The Kuna of eastern Panama are renowned for successfully combating external threats that plague indigenous groups throughout the humid neotropics. For decades they have been stewards of their own semiautonomous homeland, Kuna Yala. Most live on the San Blas Islands that dot the waters of the Caribbean, traveling by canoe to farm, hunt, and harvest plant products in the rain forests that blanket the mainland. Although the Kuna have established a large degree of local control over their lands, internal pressures imperil their resources and their cultural identity.
Plants and Animals in the Life of the Kuna is a collection of research and essays compiled and co-written by Jorge Ventocilla and two indigenous biologists, Heraclio Herrera and Valerio Núñez. It documents Kuna culture, subsistence strategies, and traditional ecological knowledge while warning of the dangers of increased involvement in market economies. It does what many advocate but few accomplish by presenting indigenous views of ecology and culture. Written in large part by the Kuna for the Kuna, this book is one of the first comprehensive publications on ethnobiology that represents indigenous voices, giving outsiders a rare opportunity "to eavesdrop, to listen as they exhort each other, to wake up, and to change."
One chapter provides illuminating information on the behavior and diet of game species and includes unique observations from the local, indigenous vantage point.

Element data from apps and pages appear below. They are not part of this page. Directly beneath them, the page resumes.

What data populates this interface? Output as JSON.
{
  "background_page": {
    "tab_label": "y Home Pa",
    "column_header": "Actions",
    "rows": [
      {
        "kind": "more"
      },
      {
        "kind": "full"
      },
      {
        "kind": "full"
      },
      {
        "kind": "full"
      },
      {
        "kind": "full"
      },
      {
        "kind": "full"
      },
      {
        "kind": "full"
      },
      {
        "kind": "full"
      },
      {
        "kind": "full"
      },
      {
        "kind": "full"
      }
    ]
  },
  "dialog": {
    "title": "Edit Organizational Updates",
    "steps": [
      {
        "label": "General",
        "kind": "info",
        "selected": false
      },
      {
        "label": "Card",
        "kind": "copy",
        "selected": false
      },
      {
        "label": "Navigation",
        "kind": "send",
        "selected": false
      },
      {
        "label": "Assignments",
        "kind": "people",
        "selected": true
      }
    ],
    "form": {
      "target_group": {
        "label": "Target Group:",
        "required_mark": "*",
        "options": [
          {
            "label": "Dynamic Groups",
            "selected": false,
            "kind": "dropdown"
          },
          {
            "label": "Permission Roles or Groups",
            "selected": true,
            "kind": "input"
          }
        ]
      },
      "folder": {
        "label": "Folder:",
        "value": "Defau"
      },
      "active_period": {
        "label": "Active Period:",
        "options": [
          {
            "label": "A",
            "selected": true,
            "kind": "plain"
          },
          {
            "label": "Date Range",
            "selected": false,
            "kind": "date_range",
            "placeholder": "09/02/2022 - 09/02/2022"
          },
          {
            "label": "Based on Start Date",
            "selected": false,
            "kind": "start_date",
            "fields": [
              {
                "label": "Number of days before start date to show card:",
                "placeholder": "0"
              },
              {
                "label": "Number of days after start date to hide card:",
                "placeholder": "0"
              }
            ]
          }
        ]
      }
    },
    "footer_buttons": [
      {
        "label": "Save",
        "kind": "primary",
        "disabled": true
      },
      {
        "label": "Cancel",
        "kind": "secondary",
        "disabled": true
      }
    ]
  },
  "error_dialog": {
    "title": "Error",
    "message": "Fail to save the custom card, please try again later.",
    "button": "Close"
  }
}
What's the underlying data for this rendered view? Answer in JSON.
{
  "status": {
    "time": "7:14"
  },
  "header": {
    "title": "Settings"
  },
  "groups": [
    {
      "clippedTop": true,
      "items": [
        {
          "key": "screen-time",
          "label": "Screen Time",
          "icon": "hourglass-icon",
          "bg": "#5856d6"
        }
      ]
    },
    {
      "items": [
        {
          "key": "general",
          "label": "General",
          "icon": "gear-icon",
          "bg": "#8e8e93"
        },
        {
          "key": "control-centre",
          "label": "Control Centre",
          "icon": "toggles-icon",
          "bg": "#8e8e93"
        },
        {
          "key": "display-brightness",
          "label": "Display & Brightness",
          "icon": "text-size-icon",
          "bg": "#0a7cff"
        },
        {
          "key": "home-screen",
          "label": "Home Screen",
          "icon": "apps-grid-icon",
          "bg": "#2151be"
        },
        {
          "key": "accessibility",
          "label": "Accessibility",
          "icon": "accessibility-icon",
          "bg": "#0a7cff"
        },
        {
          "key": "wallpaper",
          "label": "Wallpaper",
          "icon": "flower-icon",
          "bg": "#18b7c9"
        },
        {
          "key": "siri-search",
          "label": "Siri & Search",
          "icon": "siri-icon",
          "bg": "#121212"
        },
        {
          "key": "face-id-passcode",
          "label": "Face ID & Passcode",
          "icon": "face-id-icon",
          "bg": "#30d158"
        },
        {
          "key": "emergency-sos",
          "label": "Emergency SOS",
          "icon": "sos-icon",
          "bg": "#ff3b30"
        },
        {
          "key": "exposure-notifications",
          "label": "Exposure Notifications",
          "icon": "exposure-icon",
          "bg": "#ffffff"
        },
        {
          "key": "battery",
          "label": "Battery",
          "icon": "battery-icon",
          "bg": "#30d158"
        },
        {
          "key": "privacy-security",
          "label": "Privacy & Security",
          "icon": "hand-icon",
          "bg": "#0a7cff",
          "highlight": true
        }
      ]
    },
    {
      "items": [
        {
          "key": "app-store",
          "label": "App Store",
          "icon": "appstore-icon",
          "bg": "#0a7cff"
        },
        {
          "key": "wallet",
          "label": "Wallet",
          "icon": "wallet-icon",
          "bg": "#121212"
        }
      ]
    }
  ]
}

A case study of hunting in the community of Gangandi highlights the importance of gardens and fallows as wildlife foraging areas, elucidating the intimate relationship between Kuna culture and mammal ecology. Another chapter describes the natural history and economy of lobsters, while yet another details the medicinal uses of more than 25 plants. Elegant drawings and illustrations by Kuna artists personalize the book, offering a window into daily life in the region. The book also includes moving testimonials from indigenous leaders who laud the spiritual connections between Kuna culture and the natural world, and lament the corrupting influence of insatiable market demand. Today, few young people are willing to take advantage of the `living libraries' embodied in their elders, turning instead to paid employment and the sale of natural products. By supplanting traditional sharing and exchange, money is undermining the cultural unity of the Kuna that has been so essential in their collective struggle for self-determination.
The authors provide a wealth of scientific and cultural information that is as fascinating as it is critical. The book reveals the sterility of debates in which indigenous peoples are labeled as either `noble savages' or unwitting enemies of nature by demonstrating that the Kuna are acutely aware of their impact on natural resources and that they have the skills to actively participate in innovative conservation management strategies that integrate Western science and age-old traditions.
Article copyright Cultural Survival, Inc.